Wednesday, January 27, 2010
Jake Oliver at DecoyMusic.com has reviewed the new Cave In EP Planets of Old, giving it a score of 4.5 stars out of 5. The previously only digital/vinyl EP was released on CD yesterday with a bonus DVD featuring the band's reunion performance from last summer...
[decoymusic.com] What a long, strange journey it has been. After several line-up changes, more sonic schizophrenia than any band since The Beatles , and a nearly three-year absence, the pride of Methuen, Massachusetts, Cave In, returns with the near-perfect Planets of Old EP, a crowning achievement that touches all of the bases of the band’s variegated career without sounding cluttered or forced. In fact, this may be the best work of the group’s immensely influential career.
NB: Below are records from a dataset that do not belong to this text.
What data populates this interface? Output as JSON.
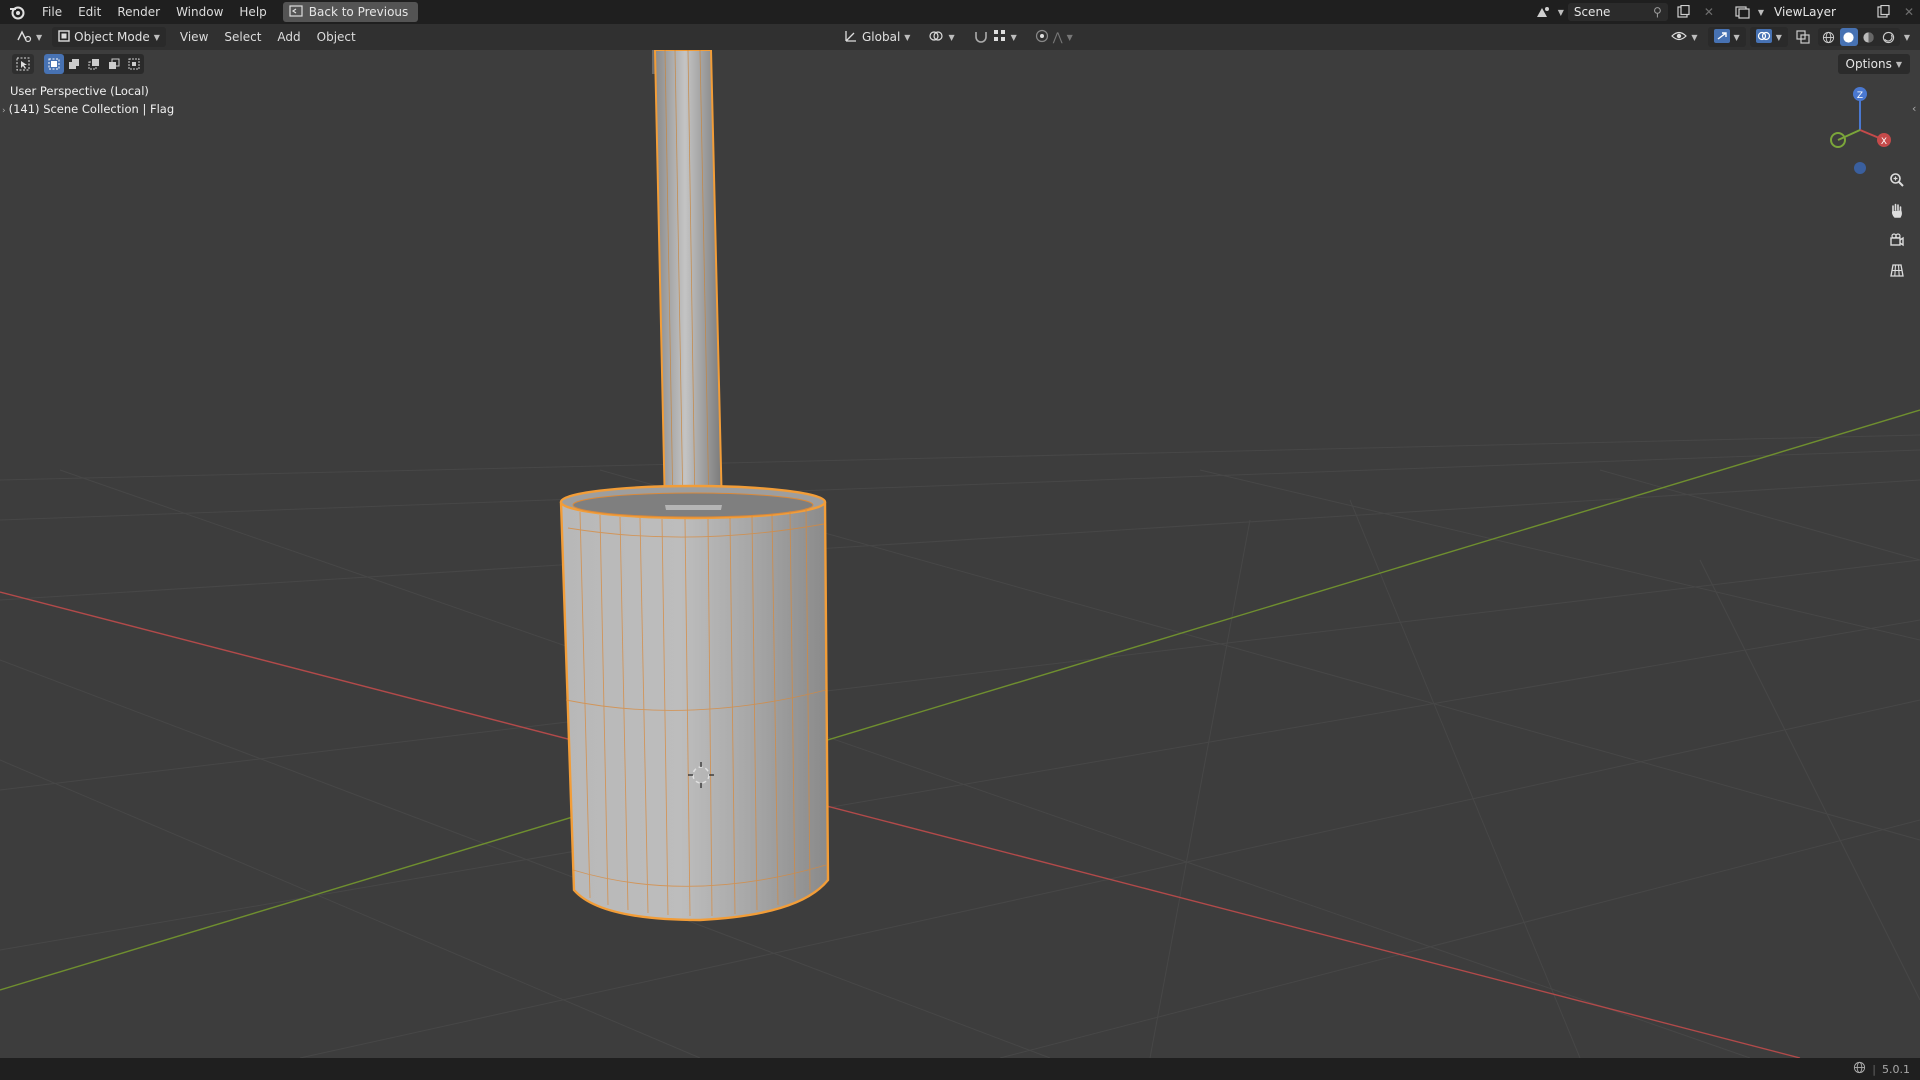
{
  "topbar": {
    "menus": [
      "File",
      "Edit",
      "Render",
      "Window",
      "Help"
    ],
    "back_label": "Back to Previous",
    "scene_name": "Scene",
    "view_layer": "ViewLayer"
  },
  "header": {
    "mode": "Object Mode",
    "menus": [
      "View",
      "Select",
      "Add",
      "Object"
    ],
    "orientation": "Global"
  },
  "viewport": {
    "perspective": "User Perspective (Local)",
    "collection": "(141) Scene Collection | Flag",
    "options_label": "Options",
    "gizmo": {
      "z": "Z",
      "x": "X"
    }
  },
  "status": {
    "version": "5.0.1"
  },
  "colors": {
    "accent_selection": "#f29d38",
    "axis_x": "#b24a4a",
    "axis_y": "#6f8f2f",
    "active_blue": "#4772b3",
    "viewport_bg": "#3d3d3d"
  },
  "icons": [
    "blender-logo-icon",
    "back-icon",
    "editor-type-icon",
    "object-mode-icon",
    "transform-orientation-icon",
    "snap-icon",
    "proportional-edit-icon",
    "zoom-icon",
    "pan-hand-icon",
    "camera-icon",
    "grid-view-icon",
    "globe-icon"
  ]
}
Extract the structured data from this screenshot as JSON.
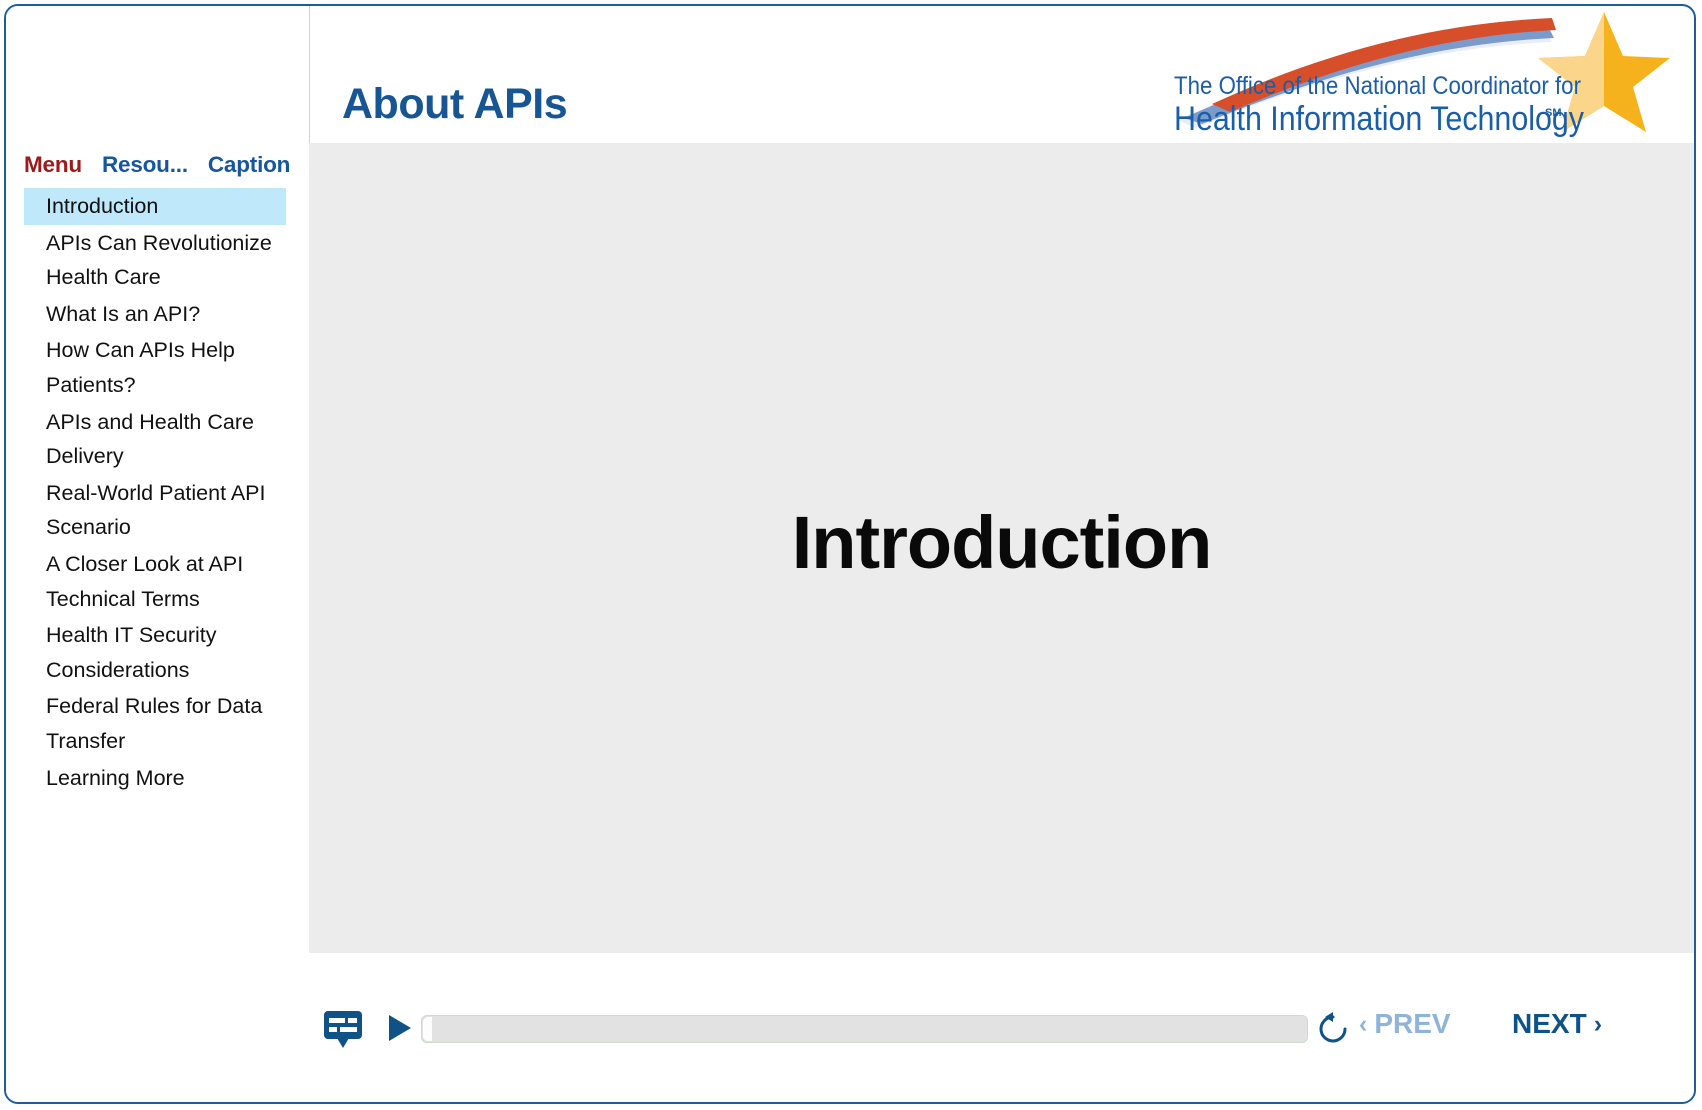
{
  "window": {
    "border_color": "#1a5e9a"
  },
  "header": {
    "title": "About APIs",
    "title_color": "#175693",
    "logo": {
      "name": "onc-logo",
      "line1": "The Office of the National Coordinator for",
      "line2": "Health Information Technology",
      "service_mark": "SM",
      "text_color": "#1b5ea8",
      "star_color": "#f5b21c",
      "star_highlight_color": "#fbd887",
      "swoosh_red": "#d94f2b",
      "swoosh_blue": "#6f8fc4",
      "swoosh_light": "#e8ecf5"
    }
  },
  "sidebar": {
    "tabs": [
      {
        "label": "Menu",
        "active": true
      },
      {
        "label": "Resou...",
        "active": false
      },
      {
        "label": "Caption",
        "active": false
      }
    ],
    "active_tab_color": "#9b1b1b",
    "inactive_tab_color": "#15569e",
    "selected_highlight_color": "#bfe9fb",
    "items": [
      {
        "label": "Introduction",
        "selected": true
      },
      {
        "label": "APIs Can Revolutionize Health Care",
        "selected": false
      },
      {
        "label": "What Is an API?",
        "selected": false
      },
      {
        "label": "How Can APIs Help Patients?",
        "selected": false
      },
      {
        "label": "APIs and Health Care Delivery",
        "selected": false
      },
      {
        "label": "Real-World Patient API Scenario",
        "selected": false
      },
      {
        "label": "A Closer Look at API Technical Terms",
        "selected": false
      },
      {
        "label": "Health IT Security Considerations",
        "selected": false
      },
      {
        "label": "Federal Rules for Data Transfer",
        "selected": false
      },
      {
        "label": "Learning More",
        "selected": false
      }
    ]
  },
  "slide": {
    "heading": "Introduction",
    "background_color": "#ececec"
  },
  "controls": {
    "cc_icon": "closed-caption-icon",
    "play_icon": "play-icon",
    "replay_icon": "replay-icon",
    "progress_percent": 0,
    "prev_label": "PREV",
    "prev_chevron": "‹",
    "prev_color": "#8fb4d9",
    "prev_enabled": false,
    "next_label": "NEXT",
    "next_chevron": "›",
    "next_color": "#0f5288",
    "next_enabled": true
  }
}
Cave In has synthesized all of the different aspects of their oeuvre into one fourteen-minute masterpiece. It is an excellent and diverse listen that is equal parts accessible and challenging. The band has obviously learned more than a few tricks in their long existence, and they employ them all to great effect on Planets of Old. In fact, the only thing holding this album back from a five-star rating is its relative paucity of material.
The first track, “Cayman Tongue,” sets the tone for the rest of the EP, serving as a microcosm of the contents found within. It slowly builds in ferocity, from ambient noise, to a thick, sludgy rock groove, to monstrous metalcore before dissolving into a harsh wall of noise, only to come roaring back to life in the last minute of the track with unbridled intensity that rivals anything from Beyond Hypothermia. Second track “Retina Sees Rewind” is an incredible song that has a “Big Riff,” of Jupiter fame, vibe to it. “The Red Trail” is a jarring, mathy number that delights in its jangling discordance; it is a veritable roaring furnace of chaos and aggression. The EP closes with “Air Escapes,” a brilliant song that recalls the best moments of Perfect Pitch Black.
Cave In continues to improve with age. They have never sounded better, and it seems as if their lengthy hiatus re-invigorated the group. They have borrowed elements from throughout their lengthy back-catalog and combined them to create something new and powerful, rather than tired and rehashed. Thought to be on life support, Cave In have returned with a triumphant tour de force that points to even more incredible things in the band’s future. Never ones to shy away from ambitious releases, the band have aimed higher than ever with immense returns. If this EP is not in your collection, go out and get it immediately by any means necessary.
Posted by Dan Goldin at 6:06 PM